Resolving AND documenting challenges and issues during the event — Every events wrangler will run into and deal with challenges and issues during the event (those are sometimes called “problems” or “emergencies”). Those things will get taken care of, sometimes smoothly, sometimes awkwardly, and sometimes inadequately. Occasionally, successfully dealing with a challenge or issue as the event is happening is an unexpected shining moment for the event manager. They might make a friend for life, or their performance under pressure may serendipitously open new doors that would have otherwise remained closed.
Regardless of how things turn out when dealing with bumps in the road, it pays to document what happened, appropriately respecting people’s privacy and dignity. If any details of the matter were embarrassing or otherwise inappropriate to share, document what happened in a way that safeguards personal details but helps other Events Wranglers avoid similar situations or shows them how to best deal with them when they do happen.
When you’re in the midst of an event and need to be in several places at once, it’s easy to address issues and never get around to documenting them. The most important thing is a good resolution to problems that crop up in an event, but it’s absolutely worth documenting and sharing what happened so it’s much less likely to happen in the future.
End of event — As an event nears the end, people start thinking about travel plans or items they need to do the next day or next week.

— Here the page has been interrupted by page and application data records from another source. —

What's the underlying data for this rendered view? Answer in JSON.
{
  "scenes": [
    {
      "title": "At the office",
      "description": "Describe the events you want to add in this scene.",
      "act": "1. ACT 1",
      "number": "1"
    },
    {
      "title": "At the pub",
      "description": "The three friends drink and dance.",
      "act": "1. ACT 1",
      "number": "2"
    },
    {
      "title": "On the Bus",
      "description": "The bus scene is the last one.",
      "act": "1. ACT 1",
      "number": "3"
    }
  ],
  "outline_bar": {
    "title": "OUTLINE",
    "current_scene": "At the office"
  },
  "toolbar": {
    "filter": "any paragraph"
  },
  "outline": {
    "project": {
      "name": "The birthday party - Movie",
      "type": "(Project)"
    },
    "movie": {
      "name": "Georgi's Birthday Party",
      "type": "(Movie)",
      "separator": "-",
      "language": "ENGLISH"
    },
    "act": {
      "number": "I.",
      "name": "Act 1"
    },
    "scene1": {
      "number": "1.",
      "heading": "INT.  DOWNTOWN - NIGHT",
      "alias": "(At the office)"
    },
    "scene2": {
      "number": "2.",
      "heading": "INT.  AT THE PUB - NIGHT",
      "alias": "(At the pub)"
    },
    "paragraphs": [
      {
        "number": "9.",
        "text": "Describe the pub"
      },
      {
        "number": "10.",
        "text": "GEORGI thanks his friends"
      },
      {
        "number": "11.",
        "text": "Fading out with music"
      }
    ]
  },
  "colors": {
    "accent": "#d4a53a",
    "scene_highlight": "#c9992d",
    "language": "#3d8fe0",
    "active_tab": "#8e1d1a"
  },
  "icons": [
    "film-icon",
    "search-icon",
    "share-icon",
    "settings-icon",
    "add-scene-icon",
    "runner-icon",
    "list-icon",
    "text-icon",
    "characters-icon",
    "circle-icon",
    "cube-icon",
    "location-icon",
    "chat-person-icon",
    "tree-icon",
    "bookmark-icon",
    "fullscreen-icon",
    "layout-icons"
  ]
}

In many ways, event attendees take their focus off the event they’re still at. Be mindful of this and don’t have unrealistic last-minute expectations for the speakers and attendees. Event participants may need assistance in dealing with their belongings, their hotel, or their travel arrangements. Lost and found items, transportation, finding other event participants at the last minute, and various other needs will pop up, so it’s good to have a plan in place for dealing with those topics. If the Events Wrangler needs to meet with or discuss substantive issues with people at the event, it’s best not to schedule important meetings near the end of an event. Be aware that, for most people, the importance of dealing with event-related topics drops dramatically as the close of the event approaches.
Event follow-up — Event follow-up is an important topic that I wanted to mention in this post but will cover in much greater detail in a future post. A well-designed and well-orchestrated event generates a plethora of golden opportunities for follow-up and future action. To take advantage of those opportunities requires the Events Manager to keep good notes during the event and to take time to address each follow-up item noted during the event. The tendency is to be worn out from putting on an event or eager to get back to your home base or start work on your next engagement. To ensure you don’t needlessly waste any of those golden opportunities, it often pays to stay an extra day or two onsite after the event is over. This gives you a chance to write follow-up reports or emails and capture your key takeaways from the event before they get lost in the busyness of everyday work. It also gives you time to thank all the suppliers and venue personnel who made the event a rousing success.
The above points don’t begin to cover all the work the Events Wrangler does onsite to help pull off a successful conference, workshop or meetup. But I hope this post helps you look at one or two things a little differently during your next session of onsite work!